Kutia is made of boiled grains (usually wheat) mixed with honey, nuts, raisins, poppy seeds, and sometimes dried fruits. The holy evening starts with at least a spoon of kutia and then you can eat whatever you want.
It is not common to have this dish on a restaurant menu, but if you have Ukrainian friends and they offer you to try it, don’t miss the chance.
Makovyi rulet is a poppy strudel that is a traditional Ukrainian dessert. Although people do different types of strudel, poppy strudel is the most common.
In Ukraine you can see makovyi rulet on the menu quite often or at any supermarket in a bread section. Although I don’t know how good it is store bought.
Makovyi rulet is also a very popular pastry in Poland.
Kapusnyak is a cabbage soup that is mostly cooked in winter. Depending of the period (fasting or not) people cook it using mushroom, fish, or pork stock. It is a light vegetable soup that can be served with sour cream.
Although kapusnyak is a Ukrainian traditional soup, it is not my favourite one. The dish is kind of boring and I don’t like boiled cabbage.
If you translate the words “Linyvi varenyky” it will be “lazy dumplings” and that perfectly describes the dish. Lazy dumplings are brynza cheese dumplings just not put together.
How is it cooked? Very easy, you boil small pieces of dough and then just mix with cheese and add sour cream. Super easy, right? All the ingredients that dumplings have and minus all the work of putting filling inside dough.
Kotleta po-kyivski or chicken Kiev is a famous dish that was invented in the beginning of the 20th century at a hotel restaurant in Kyiv (Kiev). Although Russia and France have both claimed they had something similar earlier. How I see it? I say that this dish became famous the way Ukraine cooks it, so it is Ukrainian.
Chicken Kiev is a simple dish; It is a rolled chicken breast with herbed butter inside and breaded outside. That’s it, and you probably have tried it, but why not try it again if you travel to Kyiv, the place where it was invented.
Carpathian trout is a popular dish in the west of Ukraine in the Carpathian and Lviv regions especially. The best trout in Ukraine is found in the clear fresh cool waters of Carpathian rivers.
People there are very proud of the nature and quality of food and water in this area. Carpathian trout is usually grilled with herbs and butter and served with grilled potatoes and other vegetables and it is definitely must try dish in Ukraine.
The most famous dessert in Ukraine is tort Kyjivskyj. It was created in Kyiv in 1956 by the Karl Marx Confectionery Factory (now a subsidiary of the Roshen corporation). This Kyiv cake became very popular all over the Soviet Union and every time someone had to come to Kyiv the main thing that they brought back home was tort Kyjivskyj. Even now I can see people traveling from Kyiv carrying this cake.
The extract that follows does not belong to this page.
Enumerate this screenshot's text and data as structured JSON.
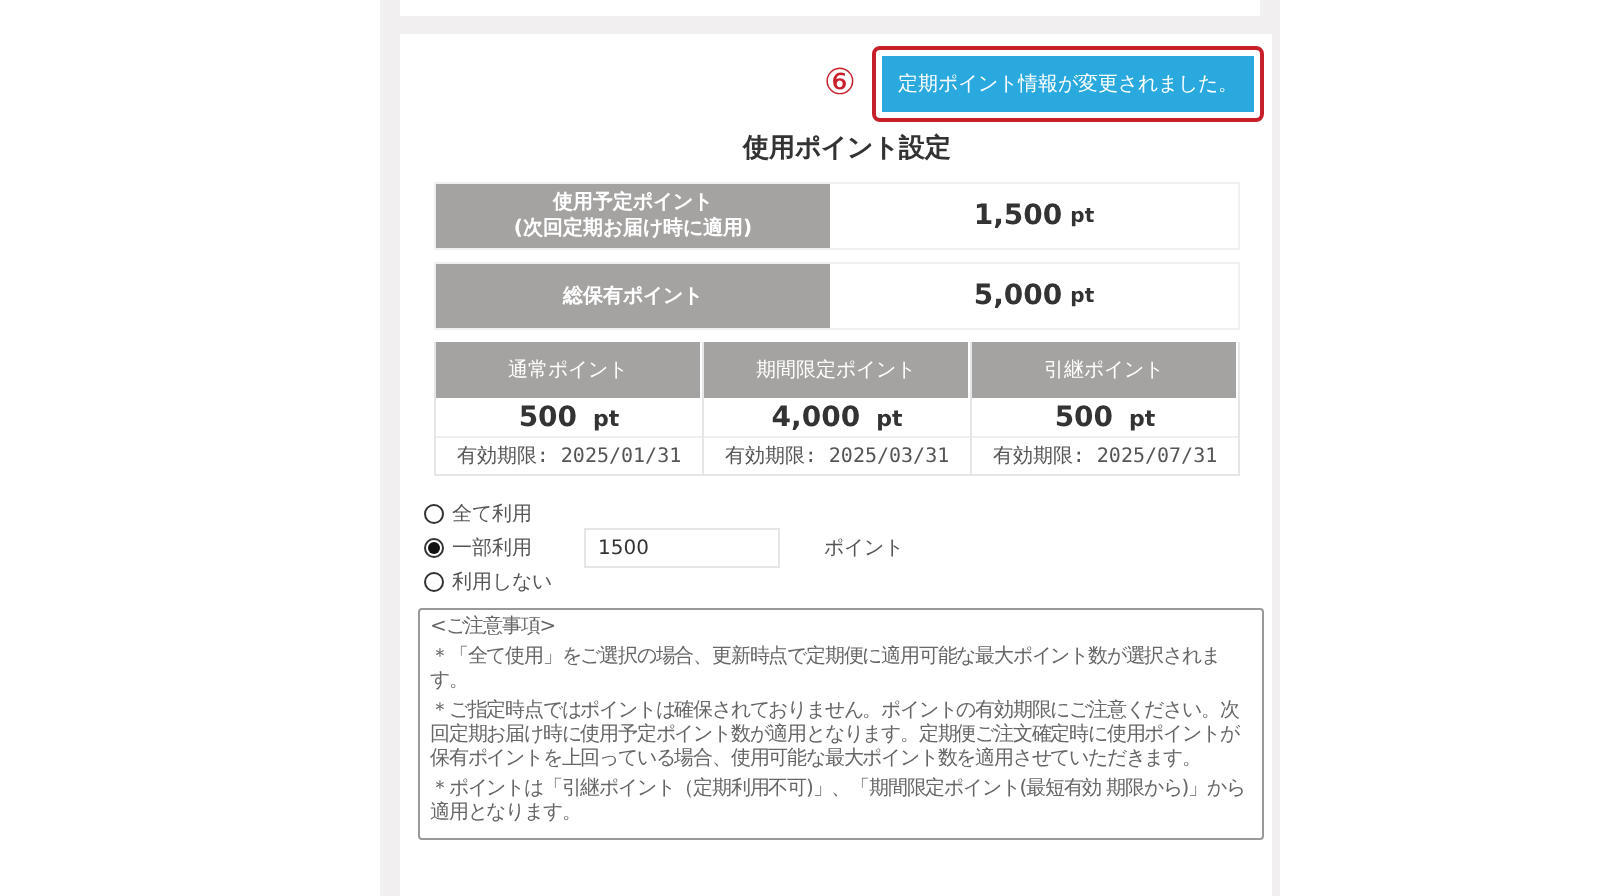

If you have a sweet tooth you can buy this cake at any Roshen store (there are a lot of them in Ukraine).
Although borscht is a the number one traditional dish to try in Ukraine, I prefer solianka. It is a hearty, spicy soup made of different types of meat, including smoked ribs and pickles and olives. The soup is served with sour cream and a slice of lemon. It also reminds a little bit of the traditional Polish soup zurek.
This traditional soup will blow your mind with the combination of tastes and it will make you feel warm and full after just one small bowl. If you are going to Lviv than I have a suggestion for you. The best solianka (my opinion, of course) is served in the restaurant Gasova Lampa.
Read more: Recipe of SOLYANKA (SMOKED RIB SOUP)
Liver cake is Cody’s favorite Ukrainian food. One which my grandma cooks on big holidays. What is it exactly? Ground liver with spices, some flour, and fried into thin crepes. These are stacked on each other with homemade mayonnaise, garlic, and spices between the layers of liver crepes.
Liver cake is very rich and heavy, and you won’t be able to eat more than two – three slices.
Lviv is known for its beautiful architecture, reflecting its rich history and cultural influences. In…August 24, 2023